> _TASK DIRECTIONS_
In the records that follow, locate every line with "最小密碼長度" and extract it.
• • •
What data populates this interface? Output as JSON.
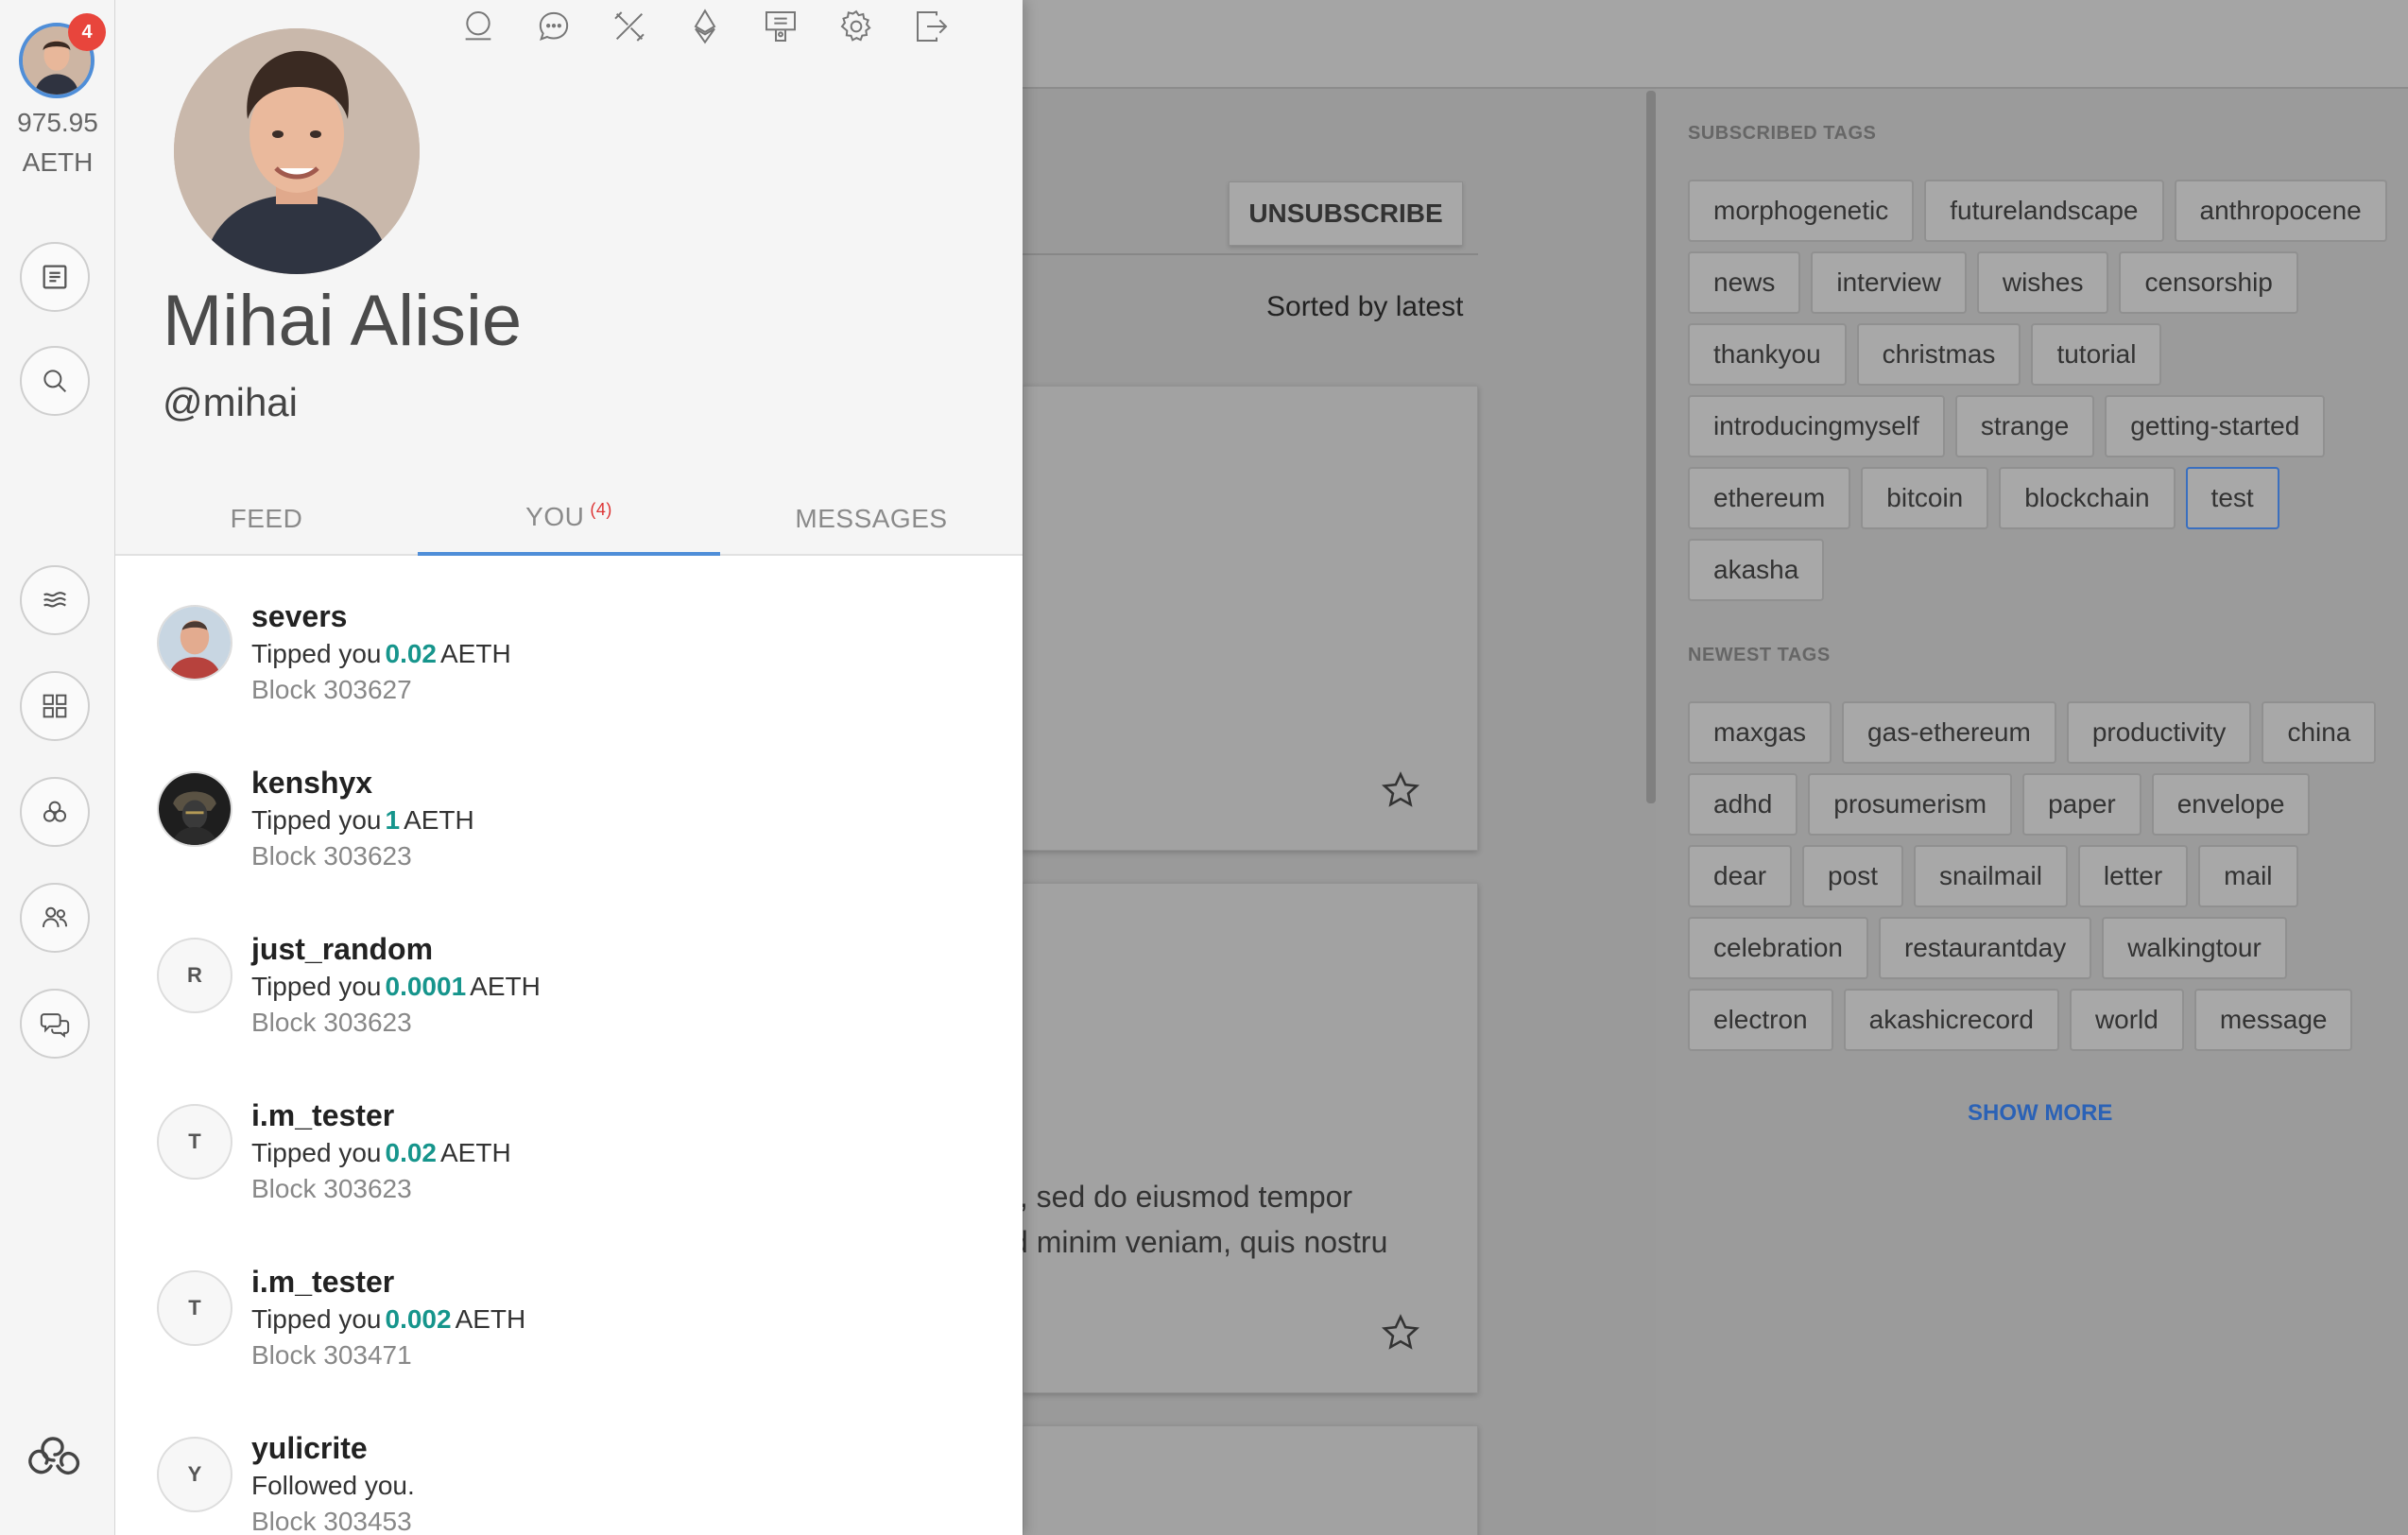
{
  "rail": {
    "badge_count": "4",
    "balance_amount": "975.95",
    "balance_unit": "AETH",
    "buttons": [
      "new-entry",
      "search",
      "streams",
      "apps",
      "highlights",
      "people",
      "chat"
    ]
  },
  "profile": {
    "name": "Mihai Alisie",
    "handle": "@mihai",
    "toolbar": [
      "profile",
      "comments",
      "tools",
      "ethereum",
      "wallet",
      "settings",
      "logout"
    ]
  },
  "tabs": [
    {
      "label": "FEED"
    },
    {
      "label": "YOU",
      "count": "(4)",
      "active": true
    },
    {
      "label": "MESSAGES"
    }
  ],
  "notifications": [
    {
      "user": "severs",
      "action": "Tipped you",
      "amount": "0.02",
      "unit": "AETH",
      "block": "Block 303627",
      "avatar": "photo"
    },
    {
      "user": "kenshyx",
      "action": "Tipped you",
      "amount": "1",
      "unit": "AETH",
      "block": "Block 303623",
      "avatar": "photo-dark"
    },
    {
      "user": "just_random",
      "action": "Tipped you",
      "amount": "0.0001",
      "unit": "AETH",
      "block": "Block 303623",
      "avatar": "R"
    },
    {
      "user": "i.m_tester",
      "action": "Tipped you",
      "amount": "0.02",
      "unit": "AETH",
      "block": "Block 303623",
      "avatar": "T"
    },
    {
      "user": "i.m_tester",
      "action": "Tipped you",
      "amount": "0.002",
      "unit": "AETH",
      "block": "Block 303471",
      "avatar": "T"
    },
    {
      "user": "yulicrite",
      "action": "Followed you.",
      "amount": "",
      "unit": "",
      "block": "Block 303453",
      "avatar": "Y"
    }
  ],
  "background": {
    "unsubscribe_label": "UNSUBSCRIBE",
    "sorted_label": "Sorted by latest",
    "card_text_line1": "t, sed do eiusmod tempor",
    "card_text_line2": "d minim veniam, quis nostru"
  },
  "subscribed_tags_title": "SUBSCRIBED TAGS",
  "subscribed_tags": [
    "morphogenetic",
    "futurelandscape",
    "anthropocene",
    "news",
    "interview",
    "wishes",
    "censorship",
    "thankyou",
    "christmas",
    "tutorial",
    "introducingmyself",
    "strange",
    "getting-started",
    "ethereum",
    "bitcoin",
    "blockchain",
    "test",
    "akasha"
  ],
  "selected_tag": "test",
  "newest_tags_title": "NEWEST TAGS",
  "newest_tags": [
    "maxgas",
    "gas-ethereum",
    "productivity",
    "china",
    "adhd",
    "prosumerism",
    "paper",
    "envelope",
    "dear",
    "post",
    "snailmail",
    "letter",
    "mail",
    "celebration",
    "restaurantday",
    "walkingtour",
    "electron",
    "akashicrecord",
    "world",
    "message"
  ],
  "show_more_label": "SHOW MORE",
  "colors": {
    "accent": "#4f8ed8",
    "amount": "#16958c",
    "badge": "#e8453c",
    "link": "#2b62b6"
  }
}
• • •
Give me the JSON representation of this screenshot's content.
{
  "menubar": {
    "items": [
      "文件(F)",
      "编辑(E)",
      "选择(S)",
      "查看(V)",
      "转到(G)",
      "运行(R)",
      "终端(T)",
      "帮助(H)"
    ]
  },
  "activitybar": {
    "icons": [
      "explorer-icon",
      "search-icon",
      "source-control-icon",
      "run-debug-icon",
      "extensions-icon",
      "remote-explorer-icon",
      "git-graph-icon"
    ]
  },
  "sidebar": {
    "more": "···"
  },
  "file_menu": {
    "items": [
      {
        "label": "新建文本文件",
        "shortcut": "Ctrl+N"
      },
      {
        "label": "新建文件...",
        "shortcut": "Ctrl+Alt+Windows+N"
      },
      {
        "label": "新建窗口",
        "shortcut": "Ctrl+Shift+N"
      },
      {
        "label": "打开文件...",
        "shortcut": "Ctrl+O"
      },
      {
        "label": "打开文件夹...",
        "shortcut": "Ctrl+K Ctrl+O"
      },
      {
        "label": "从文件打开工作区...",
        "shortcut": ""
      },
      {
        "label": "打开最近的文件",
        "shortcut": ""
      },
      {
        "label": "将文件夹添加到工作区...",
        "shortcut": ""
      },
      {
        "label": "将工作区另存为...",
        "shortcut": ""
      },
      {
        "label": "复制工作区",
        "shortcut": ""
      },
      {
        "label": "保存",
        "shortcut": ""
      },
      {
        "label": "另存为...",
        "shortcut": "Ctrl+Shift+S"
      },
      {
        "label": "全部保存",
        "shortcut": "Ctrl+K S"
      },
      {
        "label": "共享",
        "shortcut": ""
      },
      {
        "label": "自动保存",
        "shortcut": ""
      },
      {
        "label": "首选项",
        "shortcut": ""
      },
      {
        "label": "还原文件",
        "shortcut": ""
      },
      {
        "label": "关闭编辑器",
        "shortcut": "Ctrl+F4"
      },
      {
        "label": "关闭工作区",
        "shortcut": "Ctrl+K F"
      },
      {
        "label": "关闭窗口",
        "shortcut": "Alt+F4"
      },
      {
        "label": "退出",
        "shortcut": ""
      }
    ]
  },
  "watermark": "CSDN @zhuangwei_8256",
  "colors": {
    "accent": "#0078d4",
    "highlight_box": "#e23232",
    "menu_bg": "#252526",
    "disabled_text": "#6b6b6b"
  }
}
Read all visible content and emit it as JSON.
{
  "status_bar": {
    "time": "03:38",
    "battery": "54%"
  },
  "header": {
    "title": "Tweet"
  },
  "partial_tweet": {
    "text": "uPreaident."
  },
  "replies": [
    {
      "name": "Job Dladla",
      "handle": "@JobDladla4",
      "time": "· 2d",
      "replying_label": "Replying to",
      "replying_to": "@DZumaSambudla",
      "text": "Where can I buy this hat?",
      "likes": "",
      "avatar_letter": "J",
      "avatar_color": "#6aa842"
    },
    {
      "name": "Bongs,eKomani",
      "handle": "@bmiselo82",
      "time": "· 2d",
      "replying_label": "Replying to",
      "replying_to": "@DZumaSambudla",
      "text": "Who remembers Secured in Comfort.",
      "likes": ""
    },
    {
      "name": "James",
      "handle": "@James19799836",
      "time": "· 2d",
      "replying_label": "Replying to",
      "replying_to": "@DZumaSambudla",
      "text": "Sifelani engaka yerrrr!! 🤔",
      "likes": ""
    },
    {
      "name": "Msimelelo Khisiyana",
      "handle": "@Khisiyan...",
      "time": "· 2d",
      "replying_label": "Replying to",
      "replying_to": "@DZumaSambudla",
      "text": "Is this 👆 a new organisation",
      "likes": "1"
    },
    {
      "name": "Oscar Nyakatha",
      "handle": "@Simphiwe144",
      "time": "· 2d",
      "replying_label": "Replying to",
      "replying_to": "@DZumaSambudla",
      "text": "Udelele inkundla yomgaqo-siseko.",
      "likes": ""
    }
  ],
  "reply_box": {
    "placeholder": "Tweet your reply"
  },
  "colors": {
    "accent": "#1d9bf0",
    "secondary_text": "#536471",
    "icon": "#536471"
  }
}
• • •
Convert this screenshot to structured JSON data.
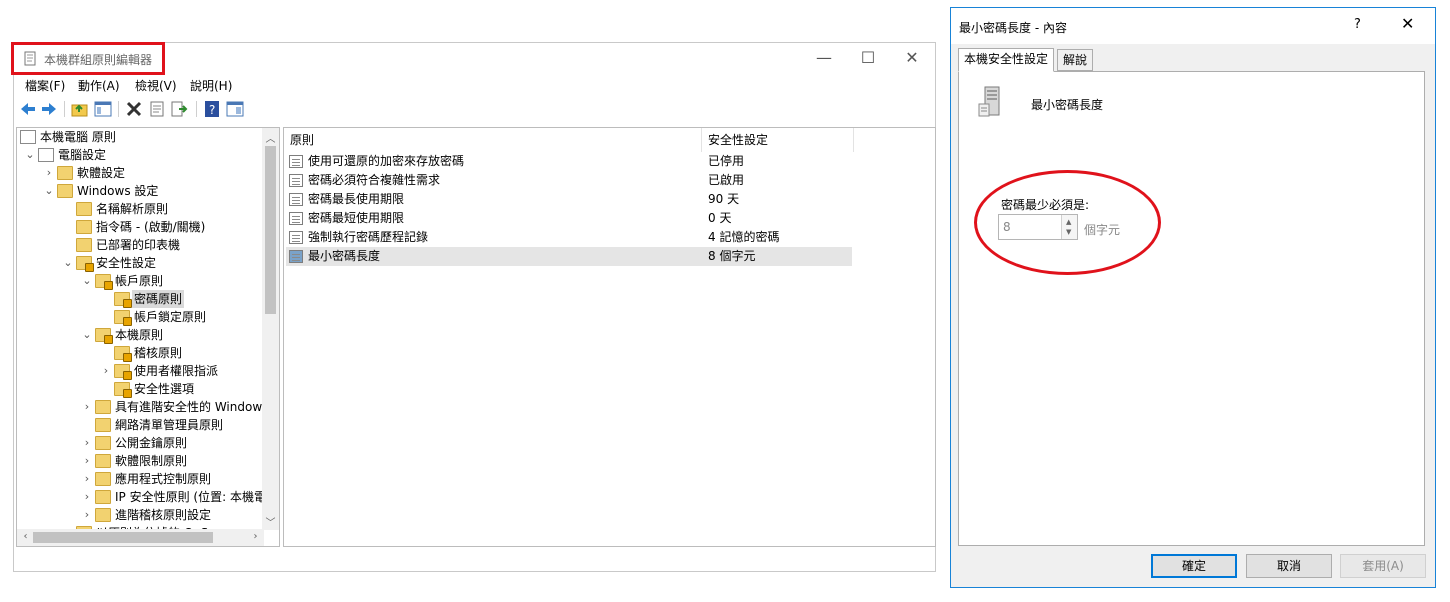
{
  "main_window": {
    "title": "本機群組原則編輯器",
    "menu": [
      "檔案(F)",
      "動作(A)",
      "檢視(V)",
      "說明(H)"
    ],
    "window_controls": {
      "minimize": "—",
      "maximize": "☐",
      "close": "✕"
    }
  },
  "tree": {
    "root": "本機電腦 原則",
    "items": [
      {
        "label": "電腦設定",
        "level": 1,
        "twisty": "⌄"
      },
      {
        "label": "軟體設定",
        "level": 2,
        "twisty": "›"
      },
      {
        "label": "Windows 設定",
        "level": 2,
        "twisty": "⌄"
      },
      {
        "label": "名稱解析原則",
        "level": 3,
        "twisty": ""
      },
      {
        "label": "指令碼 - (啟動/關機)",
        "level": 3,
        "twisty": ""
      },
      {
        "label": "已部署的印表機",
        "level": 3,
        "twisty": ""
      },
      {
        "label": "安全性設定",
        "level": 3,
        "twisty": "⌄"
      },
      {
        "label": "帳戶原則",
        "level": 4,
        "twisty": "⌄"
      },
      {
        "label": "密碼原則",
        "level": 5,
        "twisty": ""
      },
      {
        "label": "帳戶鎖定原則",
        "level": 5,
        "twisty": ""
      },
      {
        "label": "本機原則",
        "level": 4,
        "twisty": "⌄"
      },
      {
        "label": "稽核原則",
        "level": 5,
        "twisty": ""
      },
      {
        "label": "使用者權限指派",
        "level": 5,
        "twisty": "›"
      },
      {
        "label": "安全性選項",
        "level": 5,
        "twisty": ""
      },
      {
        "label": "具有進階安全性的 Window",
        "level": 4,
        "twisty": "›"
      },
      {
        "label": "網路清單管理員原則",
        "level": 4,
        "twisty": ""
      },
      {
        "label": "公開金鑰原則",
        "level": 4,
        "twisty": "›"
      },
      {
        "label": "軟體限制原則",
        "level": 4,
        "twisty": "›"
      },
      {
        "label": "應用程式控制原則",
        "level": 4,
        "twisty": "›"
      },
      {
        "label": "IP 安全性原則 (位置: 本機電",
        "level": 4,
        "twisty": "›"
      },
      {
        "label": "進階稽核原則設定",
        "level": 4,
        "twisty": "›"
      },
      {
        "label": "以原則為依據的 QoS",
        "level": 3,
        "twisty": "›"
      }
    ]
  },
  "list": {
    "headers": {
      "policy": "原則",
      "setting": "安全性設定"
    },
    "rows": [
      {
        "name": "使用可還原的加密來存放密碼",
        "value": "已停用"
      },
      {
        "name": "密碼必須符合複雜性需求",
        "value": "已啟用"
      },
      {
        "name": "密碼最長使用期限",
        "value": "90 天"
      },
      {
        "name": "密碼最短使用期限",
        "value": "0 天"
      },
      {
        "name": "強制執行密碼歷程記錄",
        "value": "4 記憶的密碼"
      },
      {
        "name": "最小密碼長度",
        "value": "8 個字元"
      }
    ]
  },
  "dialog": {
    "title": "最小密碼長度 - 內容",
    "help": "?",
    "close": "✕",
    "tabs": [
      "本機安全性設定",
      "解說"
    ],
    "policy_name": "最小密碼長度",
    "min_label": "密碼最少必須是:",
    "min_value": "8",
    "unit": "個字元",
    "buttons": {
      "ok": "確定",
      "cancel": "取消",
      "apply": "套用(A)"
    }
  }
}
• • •
> _TASK SOLUTION_
        "name": "最小密碼長度",
    "title": "最小密碼長度 - 內容",
    "policy_name": "最小密碼長度",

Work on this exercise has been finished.